School lunch renaissance equals big opportunity for produce processors
By Andrew Marshall | Columnist
Often referred to as “The Largest Restaurant in Town,” K-12 school districts are high-volume foodservice buyers that are looking for new and innovative ways to serve fresh-focused meals and snacks to children.
Produce is a mandatory component of every school meal, and school foodservice directors are seeking the latest trends in packaging, fresh-cut equipment and mechanization. This is not only ease their staff’s workload, but to provide kids with visually appealing, nutritious options that look less institutional and more like something they would see in their local quick-serve restaurant or c-store display case.
Increasingly, produce foodservice distributors, fresh-cut processors and equipment manufacturers are recognizing that K-12 schools are important customers. According to the U.S. Department of Agriculture (USDA), 30 million school lunches are served each day that have at least a half-cup of fruit and vegetables — double what most schools were serving a little more than a half a decade ago. Schools also offer breakfast, snacks and after-school meals to millions of students each day.
One school program, the USDA Fresh Fruit and Vegetable Program, provides more than 4 million children in over 7,600 of the nation’s lowest-income elementary schools with an in-class fresh fruit or vegetable snack multiple times each week. The program reaches students in all fifty states, and they get access to a variety of produce items they might not otherwise have the opportunity to sample at home. To help schools distribute the fresh fruits and veggies to kids in the classroom, many of the produce snacks often arrive wrapped, in cups, or in individual, single-serve plastic (or other material) packaging.
Renaissance in school lunch
School foodservice is undergoing a renaissance, and there are big opportunities for companies to play a pivotal role:
- More than 90 percent of schools need at least one piece of updated school kitchen equipment, including items like industrial slicers, knives and cutting boards, and cold storage, according to a Pew Charitable Trusts report. Until school kitchens are fully modernized, these schools may need pre-sliced produce items to meet their needs.
- School districts contract with local growers, working closely with produce distributors to procure additional fresh and fresh-cut fruits and vegetables, so students can access a wide variety of choices throughout the school year.

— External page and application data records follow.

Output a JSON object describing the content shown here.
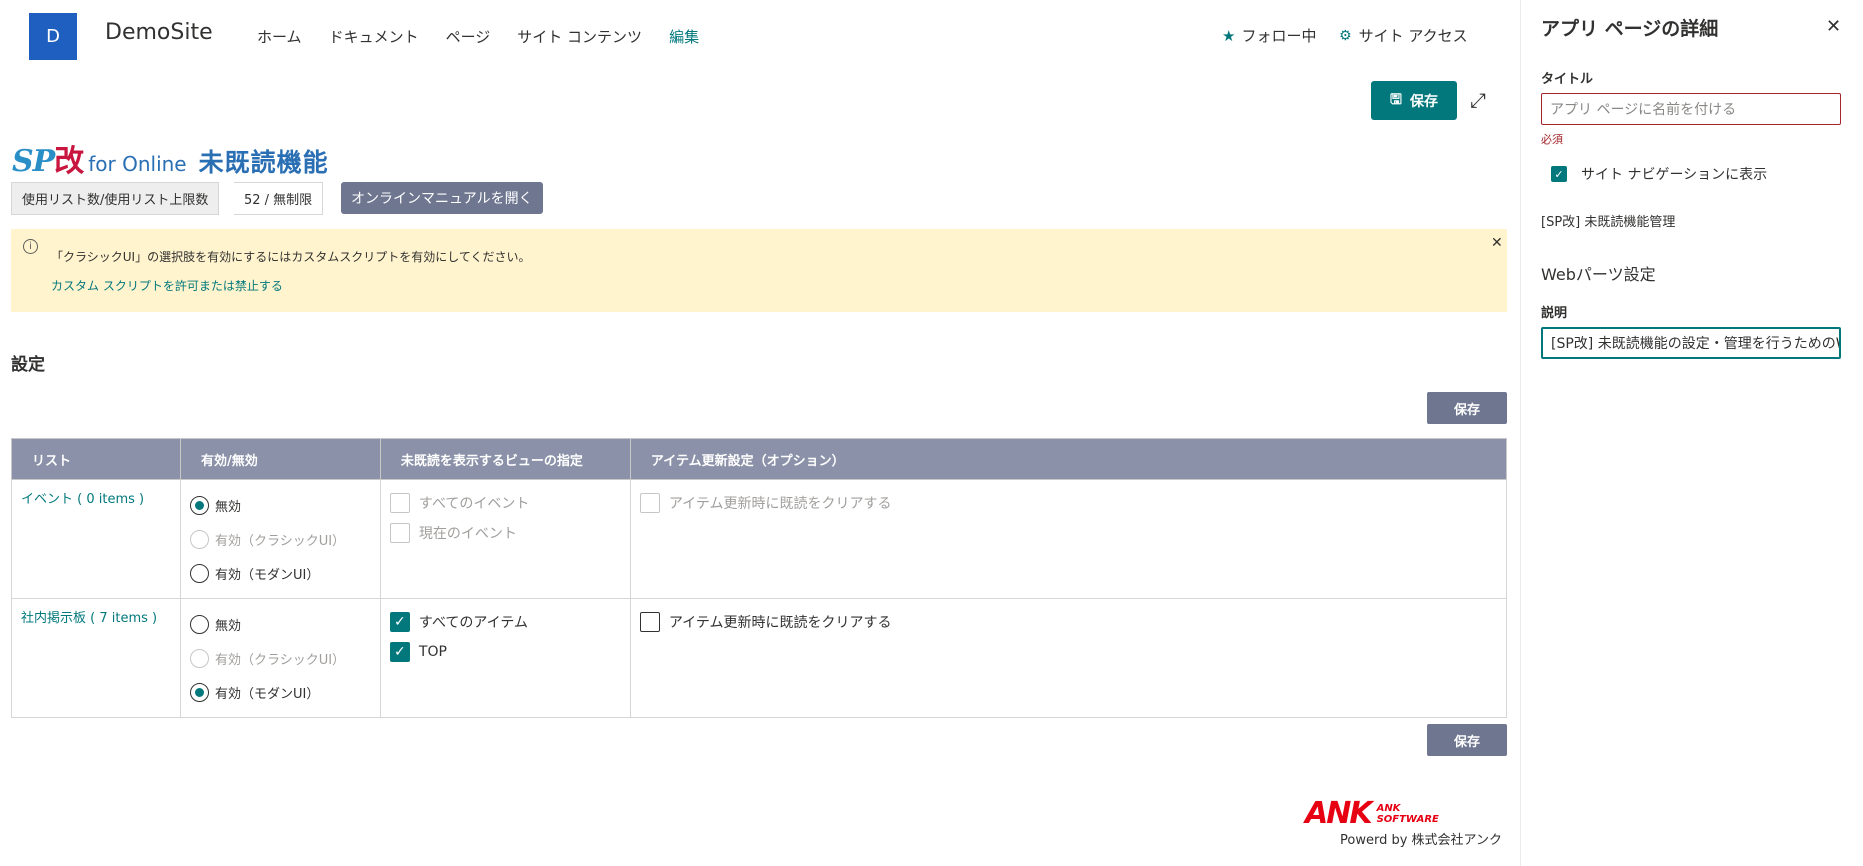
{
  "header": {
    "logo_letter": "D",
    "site_name": "DemoSite",
    "nav": [
      "ホーム",
      "ドキュメント",
      "ページ",
      "サイト コンテンツ",
      "編集"
    ],
    "follow_label": "フォロー中",
    "access_label": "サイト アクセス",
    "save_label": "保存"
  },
  "brand": {
    "sp": "SP",
    "kai": "改",
    "online": "for Online",
    "feature": "未既読機能"
  },
  "usage": {
    "label": "使用リスト数/使用リスト上限数",
    "value": "52 / 無制限",
    "manual_button": "オンラインマニュアルを開く"
  },
  "banner": {
    "message": "「クラシックUI」の選択肢を有効にするにはカスタムスクリプトを有効にしてください。",
    "link": "カスタム スクリプトを許可または禁止する"
  },
  "settings": {
    "title": "設定",
    "save_label": "保存",
    "columns": [
      "リスト",
      "有効/無効",
      "未既読を表示するビューの指定",
      "アイテム更新設定（オプション）"
    ],
    "rows": [
      {
        "list": "イベント ( 0 items )",
        "options": [
          "無効",
          "有効（クラシックUI）",
          "有効（モダンUI）"
        ],
        "selected": 0,
        "views": [
          "すべてのイベント",
          "現在のイベント"
        ],
        "views_checked": [
          false,
          false
        ],
        "clear_label": "アイテム更新時に既読をクリアする",
        "clear_checked": false
      },
      {
        "list": "社内掲示板 ( 7 items )",
        "options": [
          "無効",
          "有効（クラシックUI）",
          "有効（モダンUI）"
        ],
        "selected": 2,
        "views": [
          "すべてのアイテム",
          "TOP"
        ],
        "views_checked": [
          true,
          true
        ],
        "clear_label": "アイテム更新時に既読をクリアする",
        "clear_checked": false
      }
    ]
  },
  "footer": {
    "logo_big": "ANK",
    "logo_small_1": "ANK",
    "logo_small_2": "SOFTWARE",
    "powered": "Powerd by 株式会社アンク"
  },
  "panel": {
    "title": "アプリ ページの詳細",
    "title_label": "タイトル",
    "title_placeholder": "アプリ ページに名前を付ける",
    "required": "必須",
    "show_in_nav": "サイト ナビゲーションに表示",
    "app_name": "[SP改] 未既読機能管理",
    "webpart_settings": "Webパーツ設定",
    "desc_label": "説明",
    "desc_value": "[SP改] 未既読機能の設定・管理を行うためのWebパーツです。"
  },
  "colors": {
    "accent": "#03787c",
    "header_bg": "#8a91a8",
    "button_grey": "#6e7690",
    "banner_bg": "#fff4ce",
    "ank_red": "#e60012"
  }
}
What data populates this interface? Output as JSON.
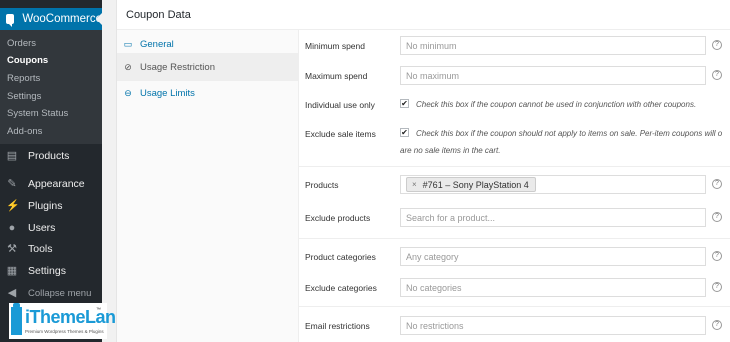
{
  "sidebar": {
    "woocommerce_label": "WooCommerce",
    "submenu": [
      "Orders",
      "Coupons",
      "Reports",
      "Settings",
      "System Status",
      "Add-ons"
    ],
    "current": "Coupons",
    "menu": [
      {
        "label": "Products",
        "icon": "products-icon"
      },
      {
        "label": "Appearance",
        "icon": "appearance-icon"
      },
      {
        "label": "Plugins",
        "icon": "plugins-icon"
      },
      {
        "label": "Users",
        "icon": "users-icon"
      },
      {
        "label": "Tools",
        "icon": "tools-icon"
      },
      {
        "label": "Settings",
        "icon": "settings-icon"
      }
    ],
    "collapse_label": "Collapse menu"
  },
  "logo": {
    "brand": "iThemeLand",
    "tm": "™",
    "tagline": "Premium Wordpress Themes & Plugins"
  },
  "panel": {
    "title": "Coupon Data",
    "tabs": [
      {
        "label": "General",
        "icon": "ticket-icon"
      },
      {
        "label": "Usage Restriction",
        "icon": "restriction-icon"
      },
      {
        "label": "Usage Limits",
        "icon": "limits-icon"
      }
    ],
    "active_tab": "Usage Restriction",
    "fields": {
      "minimum_spend": {
        "label": "Minimum spend",
        "placeholder": "No minimum"
      },
      "maximum_spend": {
        "label": "Maximum spend",
        "placeholder": "No maximum"
      },
      "individual_use": {
        "label": "Individual use only",
        "checked": true,
        "description": "Check this box if the coupon cannot be used in conjunction with other coupons."
      },
      "exclude_sale": {
        "label": "Exclude sale items",
        "checked": true,
        "description_line1": "Check this box if the coupon should not apply to items on sale. Per-item coupons will o",
        "description_line2": "are no sale items in the cart."
      },
      "products": {
        "label": "Products",
        "token": "#761 – Sony PlayStation 4",
        "token_remove": "×"
      },
      "exclude_products": {
        "label": "Exclude products",
        "placeholder": "Search for a product..."
      },
      "product_categories": {
        "label": "Product categories",
        "placeholder": "Any category"
      },
      "exclude_categories": {
        "label": "Exclude categories",
        "placeholder": "No categories"
      },
      "email_restrictions": {
        "label": "Email restrictions",
        "placeholder": "No restrictions"
      }
    },
    "help_glyph": "?"
  },
  "colors": {
    "sidebar_bg": "#23282d",
    "submenu_bg": "#32373c",
    "accent": "#0073aa",
    "link": "#0073aa"
  }
}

- More schools are participating in “grab and go” breakfasts and “breakfast in the classroom” programs, a great opportunity for fresh-cut single serve products.
- Packaging technology provides students with individual, snackable packs, mimicking items they might see in commercial channels, while ensuring adequate portions and reducing waste.
- School districts are looking to evaluate how they can transition to offering more fresh, scratch-cooked items. This can mean re-evaluating their current preparation and distribution models, and in some cases looking to build central kitchens or facilities to handle fresh-prep and produce processing in-house.
“One of our goals is to shift the focus of how kids grow up and understand what food should look like,” said Bertrand Weber, a trained chef and the director of culinary and wellness services for Minneapolis Public Schools. “If you focus on fresh whole foods, you’re automatically making a shift towards healthier eating, and we want our students to be lifelong healthy eaters.”
Bertrand has implemented salad bars in 90 percent of his schools. He’s one of the many school foodservice directors throughout the country who are transforming school foodservice. He also attends the annual United Fresh convention, meeting with exhibitors as part of the United Fresh Start Foundation’s School Foodservice Forum, a program that connects school foodservice leaders with the produce industry.
The next opportunity to learn about United Fresh’s mission to increase children’s access to fresh produce at school will be at FreshStart 2019 at the La Quinta Resort & Club in La Quinta, California, Jan. 15-17. Visit unitedfresh.org for more info.
— Andrew Marshall is the Director, Foodservice & Foundation Partnerships for the United Fresh Produce Association.